- EXCERPTED DATA -
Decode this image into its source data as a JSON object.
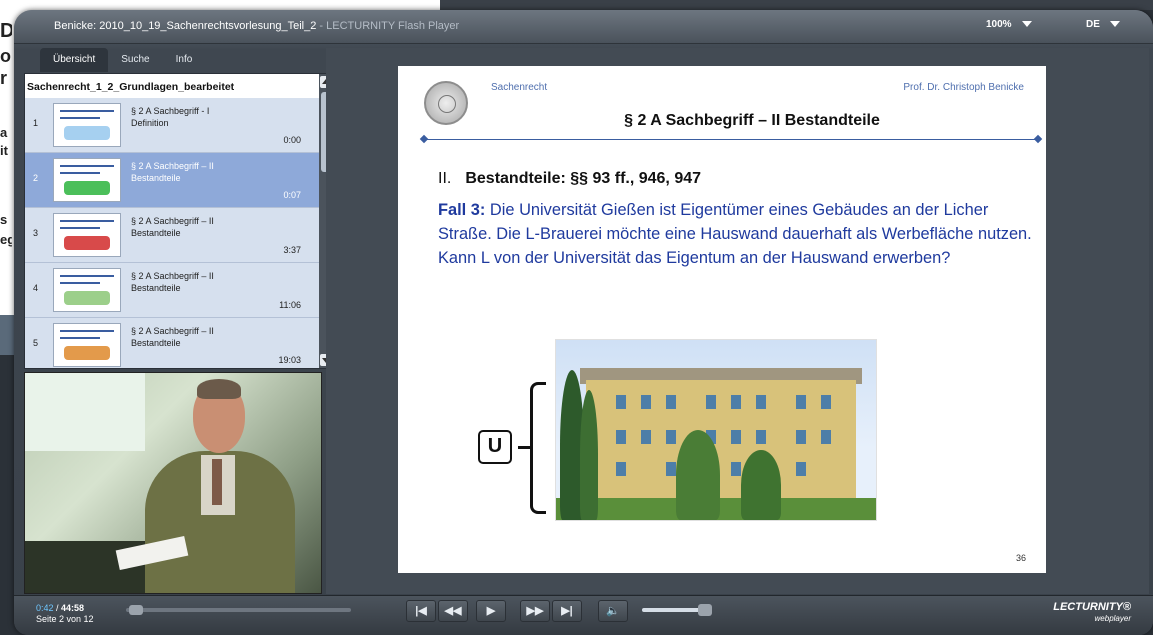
{
  "background": {
    "fragments": [
      "Ds",
      "o",
      "r",
      "a",
      "it",
      "s",
      "eg"
    ]
  },
  "window": {
    "title": "Benicke: 2010_10_19_Sachenrechtsvorlesung_Teil_2",
    "app_name": " - LECTURNITY Flash Player",
    "zoom": "100%",
    "language": "DE"
  },
  "tabs": [
    "Übersicht",
    "Suche",
    "Info"
  ],
  "toc": {
    "heading": "Sachenrecht_1_2_Grundlagen_bearbeitet",
    "items": [
      {
        "num": "1",
        "line1": "§ 2 A Sachbegriff - I",
        "line2": "Definition",
        "time": "0:00"
      },
      {
        "num": "2",
        "line1": "§ 2 A Sachbegriff – II",
        "line2": "Bestandteile",
        "time": "0:07"
      },
      {
        "num": "3",
        "line1": "§ 2 A Sachbegriff – II",
        "line2": "Bestandteile",
        "time": "3:37"
      },
      {
        "num": "4",
        "line1": "§ 2 A Sachbegriff – II",
        "line2": "Bestandteile",
        "time": "11:06"
      },
      {
        "num": "5",
        "line1": "§ 2 A Sachbegriff – II",
        "line2": "Bestandteile",
        "time": "19:03"
      }
    ]
  },
  "slide": {
    "course": "Sachenrecht",
    "author": "Prof. Dr. Christoph Benicke",
    "title": "§ 2 A Sachbegriff – II Bestandteile",
    "heading_num": "II.",
    "heading_text": "Bestandteile: §§ 93 ff., 946, 947",
    "case_label": "Fall 3:",
    "case_text": " Die Universität Gießen ist Eigentümer eines Gebäudes an der Licher Straße. Die L-Brauerei möchte eine Hauswand dauerhaft als Werbefläche nutzen. Kann L von der Universität das Eigentum an der Hauswand erwerben?",
    "box_label": "U",
    "page_number": "36"
  },
  "playback": {
    "current_time": "0:42",
    "separator": " / ",
    "total_time": "44:58",
    "page_info": "Seite 2 von 12",
    "progress_fraction": 0.016,
    "volume_fraction": 1.0
  },
  "controls": {
    "first_label": "|◀",
    "rewind_label": "◀◀",
    "play_label": "▶",
    "forward_label": "▶▶",
    "last_label": "▶|",
    "volume_label": "🔈"
  },
  "brand": {
    "name": "LECTURNITY®",
    "sub": "webplayer"
  },
  "colors": {
    "accent_blue": "#1f3a9e",
    "selected_item": "#8ea9d9",
    "time_blue": "#6fc7ff"
  }
}
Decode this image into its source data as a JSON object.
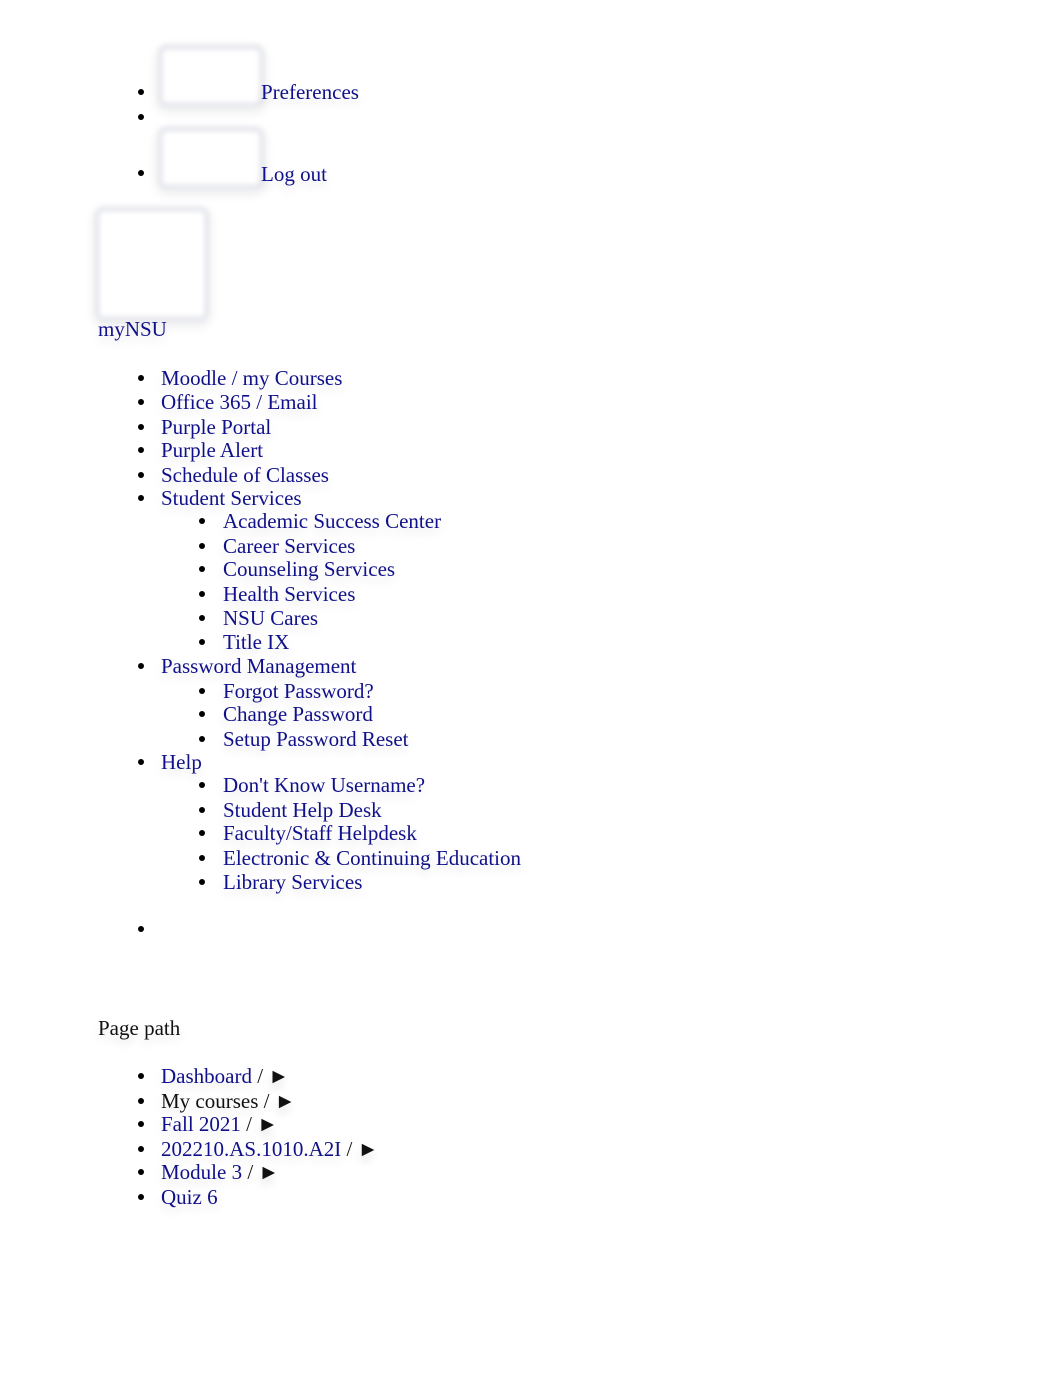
{
  "user_menu": {
    "items": [
      {
        "label": "Preferences",
        "icon": "preferences-icon-placeholder"
      },
      {
        "label": ""
      },
      {
        "label": "Log out",
        "icon": "logout-icon-placeholder"
      }
    ]
  },
  "brand": {
    "logo": "mynsu-logo-placeholder",
    "label": "myNSU"
  },
  "main_nav": {
    "items": [
      {
        "label": "Moodle / my Courses"
      },
      {
        "label": "Office 365 / Email"
      },
      {
        "label": "Purple Portal"
      },
      {
        "label": "Purple Alert"
      },
      {
        "label": "Schedule of Classes"
      },
      {
        "label": "Student Services",
        "children": [
          {
            "label": "Academic Success Center"
          },
          {
            "label": "Career Services"
          },
          {
            "label": "Counseling Services"
          },
          {
            "label": "Health Services"
          },
          {
            "label": "NSU Cares"
          },
          {
            "label": "Title IX"
          }
        ]
      },
      {
        "label": "Password Management",
        "children": [
          {
            "label": "Forgot Password?"
          },
          {
            "label": "Change Password"
          },
          {
            "label": "Setup Password Reset"
          }
        ]
      },
      {
        "label": "Help",
        "children": [
          {
            "label": "Don't Know Username?"
          },
          {
            "label": "Student Help Desk"
          },
          {
            "label": "Faculty/Staff Helpdesk"
          },
          {
            "label": "Electronic & Continuing Education"
          },
          {
            "label": "Library Services"
          }
        ]
      },
      {
        "label": ""
      }
    ]
  },
  "breadcrumb": {
    "heading": "Page path",
    "separator": "/",
    "arrow": "►",
    "items": [
      {
        "label": "Dashboard",
        "link": true
      },
      {
        "label": "My courses",
        "link": false
      },
      {
        "label": "Fall 2021",
        "link": true
      },
      {
        "label": "202210.AS.1010.A2I",
        "link": true
      },
      {
        "label": "Module 3",
        "link": true
      },
      {
        "label": "Quiz 6",
        "link": true
      }
    ]
  }
}
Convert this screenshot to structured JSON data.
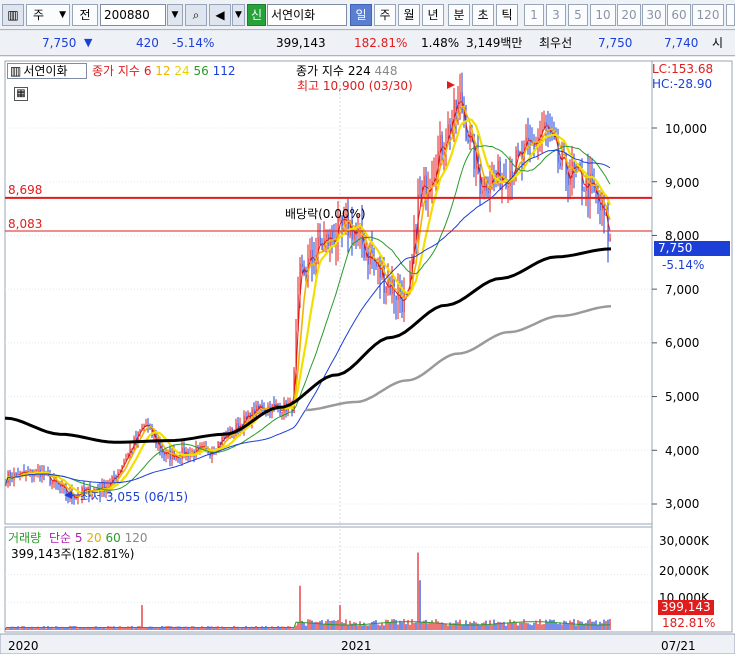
{
  "toolbar": {
    "market_type": "주",
    "period_type": "전",
    "code": "200880",
    "name_badge": "신",
    "stock_name": "서연이화",
    "periods": [
      "일",
      "주",
      "월",
      "년",
      "분",
      "초",
      "틱"
    ],
    "selected_period": "일",
    "intervals": [
      "1",
      "3",
      "5",
      "10",
      "20",
      "30",
      "60",
      "120"
    ]
  },
  "quote": {
    "price": "7,750",
    "direction_icon": "down-triangle-icon",
    "change": "420",
    "change_pct": "-5.14%",
    "volume": "399,143",
    "volume_ratio": "182.81%",
    "turnover": "1.48%",
    "amount": "3,149백만",
    "ask_label": "최우선",
    "ask": "7,750",
    "bid": "7,740",
    "extra": "시"
  },
  "chart": {
    "stock_label": "서연이화",
    "ma_legend_title": "종가 지수",
    "ma_periods": [
      "6",
      "12",
      "24",
      "56",
      "112"
    ],
    "ma_colors": [
      "#e01c1c",
      "#f2c200",
      "#f0e000",
      "#2a9a2a",
      "#1c3fd8"
    ],
    "long_legend_title": "종가 지수",
    "long_periods": [
      "224",
      "448"
    ],
    "lc": "LC:153.68",
    "hc": "HC:-28.90",
    "high_label": "최고 10,900 (03/30)",
    "low_label": "최저 3,055 (06/15)",
    "dividend_label": "배당락(0.00%)",
    "hline1": "8,698",
    "hline2": "8,083",
    "current_price": "7,750",
    "current_pct": "-5.14%",
    "y_ticks": [
      "10,000",
      "9,000",
      "8,000",
      "7,000",
      "6,000",
      "5,000",
      "4,000",
      "3,000"
    ],
    "x_labels": [
      "2020",
      "2021",
      "07/21"
    ]
  },
  "volume_panel": {
    "legend_title": "거래량",
    "ma_title": "단순",
    "ma_periods": [
      "5",
      "20",
      "60",
      "120"
    ],
    "current": "399,143주(182.81%)",
    "y_ticks": [
      "30,000K",
      "20,000K",
      "10,000K"
    ],
    "badge_value": "399,143",
    "badge_pct": "182.81%"
  },
  "chart_data": {
    "type": "line",
    "y_range": [
      2500,
      10900
    ],
    "series": [
      {
        "name": "종가 지수 224",
        "approx_values": [
          4600,
          4300,
          4150,
          4180,
          4300,
          4800,
          5400,
          6100,
          6700,
          7200,
          7600,
          7750
        ]
      },
      {
        "name": "종가 지수 448",
        "approx_values": [
          4750,
          4900,
          5300,
          5800,
          6200,
          6500,
          6680
        ]
      }
    ]
  }
}
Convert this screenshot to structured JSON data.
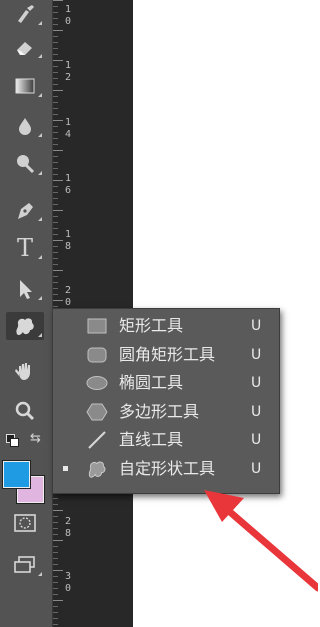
{
  "ruler": {
    "labels": [
      {
        "digits": [
          "1",
          "0"
        ]
      },
      {
        "digits": [
          "1",
          "2"
        ]
      },
      {
        "digits": [
          "1",
          "4"
        ]
      },
      {
        "digits": [
          "1",
          "6"
        ]
      },
      {
        "digits": [
          "1",
          "8"
        ]
      },
      {
        "digits": [
          "2",
          "0"
        ]
      },
      {
        "digits": [
          "2",
          "8"
        ]
      },
      {
        "digits": [
          "3",
          "0"
        ]
      }
    ]
  },
  "toolbar": {
    "tools": [
      {
        "name": "brush-tool",
        "icon": "brush-icon"
      },
      {
        "name": "eraser-tool",
        "icon": "eraser-icon"
      },
      {
        "name": "gradient-tool",
        "icon": "gradient-icon"
      },
      {
        "name": "blur-tool",
        "icon": "drop-icon"
      },
      {
        "name": "dodge-tool",
        "icon": "dodge-icon"
      },
      {
        "name": "pen-tool",
        "icon": "pen-icon"
      },
      {
        "name": "type-tool",
        "icon": "type-icon",
        "glyph": "T"
      },
      {
        "name": "path-selection-tool",
        "icon": "arrow-icon"
      },
      {
        "name": "custom-shape-tool",
        "icon": "custom-shape-icon",
        "active": true
      },
      {
        "name": "hand-tool",
        "icon": "hand-icon"
      },
      {
        "name": "zoom-tool",
        "icon": "zoom-icon"
      }
    ],
    "foreground_color": "#1e9be3",
    "background_color": "#e0b6e0"
  },
  "flyout": {
    "items": [
      {
        "label": "矩形工具",
        "shortcut": "U",
        "icon": "rectangle-icon",
        "selected": false
      },
      {
        "label": "圆角矩形工具",
        "shortcut": "U",
        "icon": "rounded-rectangle-icon",
        "selected": false
      },
      {
        "label": "椭圆工具",
        "shortcut": "U",
        "icon": "ellipse-icon",
        "selected": false
      },
      {
        "label": "多边形工具",
        "shortcut": "U",
        "icon": "polygon-icon",
        "selected": false
      },
      {
        "label": "直线工具",
        "shortcut": "U",
        "icon": "line-icon",
        "selected": false
      },
      {
        "label": "自定形状工具",
        "shortcut": "U",
        "icon": "custom-shape-icon",
        "selected": true
      }
    ]
  },
  "annotation": {
    "arrow_color": "#e8363b"
  }
}
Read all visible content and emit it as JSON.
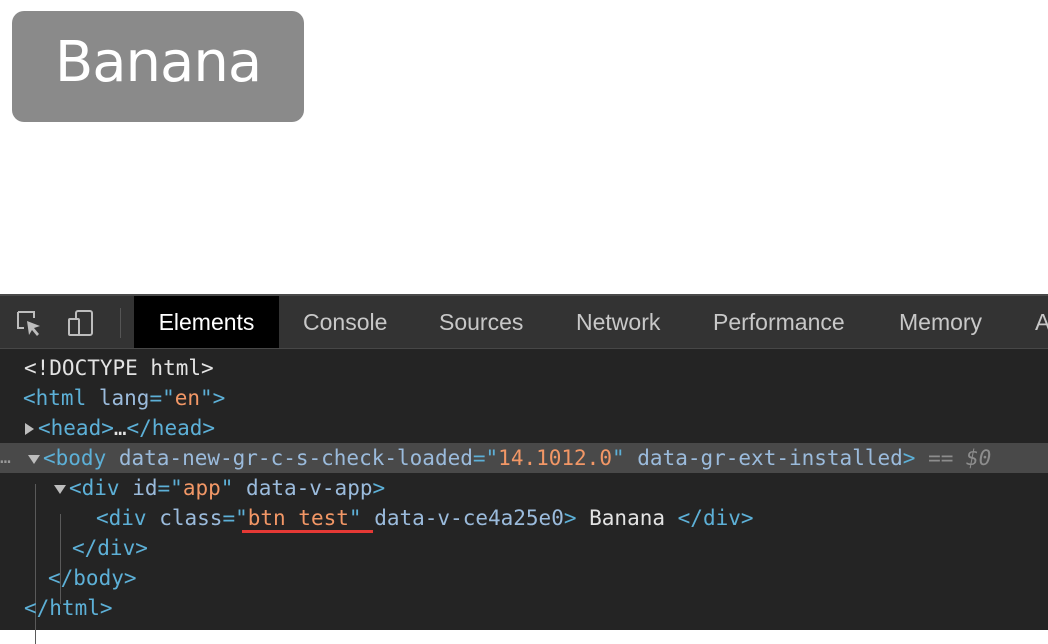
{
  "page": {
    "button_label": "Banana"
  },
  "devtools": {
    "tabs": [
      "Elements",
      "Console",
      "Sources",
      "Network",
      "Performance",
      "Memory",
      "A"
    ],
    "active_tab": "Elements",
    "tree": {
      "doctype": "<!DOCTYPE html>",
      "html_open": "<html",
      "html_attr": " lang",
      "html_eq": "=\"",
      "html_lang": "en",
      "html_close": "\">",
      "head": "<head>",
      "head_ellipsis": "…",
      "head_close": "</head>",
      "body_open": "<body",
      "body_attr1": " data-new-gr-c-s-check-loaded",
      "body_eq": "=\"",
      "body_attr1_val": "14.1012.0",
      "body_q": "\"",
      "body_attr2": " data-gr-ext-installed",
      "body_close": ">",
      "selected_marker": " == $0",
      "div_app_open": "<div",
      "div_app_attr": " id",
      "div_app_val": "app",
      "div_app_attr2": " data-v-app",
      "div_app_close": ">",
      "div_btn_open": "<div",
      "div_btn_attr": " class",
      "div_btn_val": "btn test",
      "div_btn_attr2": " data-v-ce4a25e0",
      "div_btn_close": ">",
      "div_btn_text": " Banana ",
      "div_btn_end": "</div>",
      "div_end": "</div>",
      "body_end": "</body>",
      "html_end": "</html>"
    }
  },
  "colors": {
    "tag": "#5db0d7",
    "attr": "#9bbbdc",
    "value": "#f29766",
    "highlight_underline": "#e53935"
  }
}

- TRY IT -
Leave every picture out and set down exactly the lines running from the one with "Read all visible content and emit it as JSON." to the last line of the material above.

- RESPONSE -
Read all visible content and emit it as JSON.
{
  "page": {
    "button_label": "Banana"
  },
  "devtools": {
    "tabs": [
      "Elements",
      "Console",
      "Sources",
      "Network",
      "Performance",
      "Memory",
      "A"
    ],
    "active_tab": "Elements",
    "tree": {
      "doctype": "<!DOCTYPE html>",
      "html_open": "<html",
      "html_attr": " lang",
      "html_eq": "=\"",
      "html_lang": "en",
      "html_close": "\">",
      "head": "<head>",
      "head_ellipsis": "…",
      "head_close": "</head>",
      "body_open": "<body",
      "body_attr1": " data-new-gr-c-s-check-loaded",
      "body_eq": "=\"",
      "body_attr1_val": "14.1012.0",
      "body_q": "\"",
      "body_attr2": " data-gr-ext-installed",
      "body_close": ">",
      "selected_marker": " == $0",
      "div_app_open": "<div",
      "div_app_attr": " id",
      "div_app_val": "app",
      "div_app_attr2": " data-v-app",
      "div_app_close": ">",
      "div_btn_open": "<div",
      "div_btn_attr": " class",
      "div_btn_val": "btn test",
      "div_btn_attr2": " data-v-ce4a25e0",
      "div_btn_close": ">",
      "div_btn_text": " Banana ",
      "div_btn_end": "</div>",
      "div_end": "</div>",
      "body_end": "</body>",
      "html_end": "</html>"
    }
  },
  "colors": {
    "tag": "#5db0d7",
    "attr": "#9bbbdc",
    "value": "#f29766",
    "highlight_underline": "#e53935"
  }
}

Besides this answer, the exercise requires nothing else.